• **Exercise directions**: Go through the data below. List every line that holds the word "active".
^^^^^^^^
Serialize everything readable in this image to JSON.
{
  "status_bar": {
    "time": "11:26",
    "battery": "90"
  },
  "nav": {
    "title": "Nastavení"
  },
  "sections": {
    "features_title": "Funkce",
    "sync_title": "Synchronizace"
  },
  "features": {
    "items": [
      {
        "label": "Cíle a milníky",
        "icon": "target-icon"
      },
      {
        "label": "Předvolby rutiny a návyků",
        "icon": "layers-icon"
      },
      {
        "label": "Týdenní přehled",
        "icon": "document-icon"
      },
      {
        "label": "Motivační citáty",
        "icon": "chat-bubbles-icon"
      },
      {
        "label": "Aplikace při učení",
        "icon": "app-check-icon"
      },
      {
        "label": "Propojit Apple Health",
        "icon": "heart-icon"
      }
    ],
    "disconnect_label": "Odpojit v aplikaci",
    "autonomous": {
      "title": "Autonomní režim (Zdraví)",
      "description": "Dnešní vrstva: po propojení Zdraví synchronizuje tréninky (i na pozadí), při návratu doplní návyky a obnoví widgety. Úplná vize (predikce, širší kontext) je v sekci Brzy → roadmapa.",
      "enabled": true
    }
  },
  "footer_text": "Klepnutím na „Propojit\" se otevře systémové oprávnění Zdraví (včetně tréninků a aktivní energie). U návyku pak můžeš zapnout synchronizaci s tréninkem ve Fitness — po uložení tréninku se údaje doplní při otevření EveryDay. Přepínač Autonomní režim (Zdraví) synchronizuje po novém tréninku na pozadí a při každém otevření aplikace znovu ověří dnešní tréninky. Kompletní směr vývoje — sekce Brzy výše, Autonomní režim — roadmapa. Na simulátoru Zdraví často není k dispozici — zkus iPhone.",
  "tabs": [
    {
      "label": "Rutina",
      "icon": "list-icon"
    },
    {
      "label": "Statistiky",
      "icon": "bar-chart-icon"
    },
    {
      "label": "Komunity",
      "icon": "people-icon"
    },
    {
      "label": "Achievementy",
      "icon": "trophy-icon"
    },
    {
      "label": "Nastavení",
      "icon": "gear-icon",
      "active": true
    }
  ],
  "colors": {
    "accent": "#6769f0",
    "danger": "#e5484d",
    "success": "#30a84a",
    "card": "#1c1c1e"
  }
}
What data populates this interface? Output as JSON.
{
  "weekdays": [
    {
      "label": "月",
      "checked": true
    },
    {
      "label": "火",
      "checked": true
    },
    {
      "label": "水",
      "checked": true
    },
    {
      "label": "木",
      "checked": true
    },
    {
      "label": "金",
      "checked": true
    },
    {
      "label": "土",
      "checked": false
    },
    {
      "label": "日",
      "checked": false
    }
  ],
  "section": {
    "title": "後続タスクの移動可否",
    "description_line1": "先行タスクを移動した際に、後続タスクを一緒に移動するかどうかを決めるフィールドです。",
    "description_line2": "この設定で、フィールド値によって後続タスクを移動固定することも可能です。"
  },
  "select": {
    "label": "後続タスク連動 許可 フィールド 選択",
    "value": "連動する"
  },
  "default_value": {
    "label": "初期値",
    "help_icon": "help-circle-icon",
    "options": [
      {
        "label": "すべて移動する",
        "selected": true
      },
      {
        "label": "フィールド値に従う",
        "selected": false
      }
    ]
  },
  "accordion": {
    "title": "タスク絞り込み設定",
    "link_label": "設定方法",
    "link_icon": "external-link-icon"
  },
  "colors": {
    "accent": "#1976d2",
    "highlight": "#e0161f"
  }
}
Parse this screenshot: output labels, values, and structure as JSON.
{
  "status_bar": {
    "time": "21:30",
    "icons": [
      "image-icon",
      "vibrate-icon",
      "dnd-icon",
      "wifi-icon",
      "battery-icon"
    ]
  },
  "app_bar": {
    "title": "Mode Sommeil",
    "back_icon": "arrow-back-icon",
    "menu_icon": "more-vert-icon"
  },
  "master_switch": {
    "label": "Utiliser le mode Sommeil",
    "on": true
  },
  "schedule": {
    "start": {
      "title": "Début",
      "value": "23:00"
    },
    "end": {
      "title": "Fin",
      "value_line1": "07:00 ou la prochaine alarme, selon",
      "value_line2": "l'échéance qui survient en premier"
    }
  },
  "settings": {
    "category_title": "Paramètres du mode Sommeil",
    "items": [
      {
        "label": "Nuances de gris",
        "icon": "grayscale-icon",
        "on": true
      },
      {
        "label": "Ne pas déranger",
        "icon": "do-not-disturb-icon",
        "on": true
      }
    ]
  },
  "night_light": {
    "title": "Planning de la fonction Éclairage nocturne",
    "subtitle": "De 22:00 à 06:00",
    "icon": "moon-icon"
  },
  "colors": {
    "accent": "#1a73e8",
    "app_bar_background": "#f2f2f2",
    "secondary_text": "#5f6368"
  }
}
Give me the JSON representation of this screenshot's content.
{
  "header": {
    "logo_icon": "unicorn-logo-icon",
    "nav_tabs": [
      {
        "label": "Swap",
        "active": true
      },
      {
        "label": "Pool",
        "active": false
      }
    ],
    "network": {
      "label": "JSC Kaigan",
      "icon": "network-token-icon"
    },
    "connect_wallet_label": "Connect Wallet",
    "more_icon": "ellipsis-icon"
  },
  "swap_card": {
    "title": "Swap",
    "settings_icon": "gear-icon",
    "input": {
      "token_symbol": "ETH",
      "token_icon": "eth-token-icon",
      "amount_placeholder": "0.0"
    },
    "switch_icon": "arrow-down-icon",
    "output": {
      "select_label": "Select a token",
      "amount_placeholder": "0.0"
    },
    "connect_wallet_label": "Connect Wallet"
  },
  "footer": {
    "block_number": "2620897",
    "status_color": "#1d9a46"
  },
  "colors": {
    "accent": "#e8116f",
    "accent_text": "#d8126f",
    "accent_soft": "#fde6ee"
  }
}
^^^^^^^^
• **Result of this exercise**:
      "active": true
        "active": true
        "active": false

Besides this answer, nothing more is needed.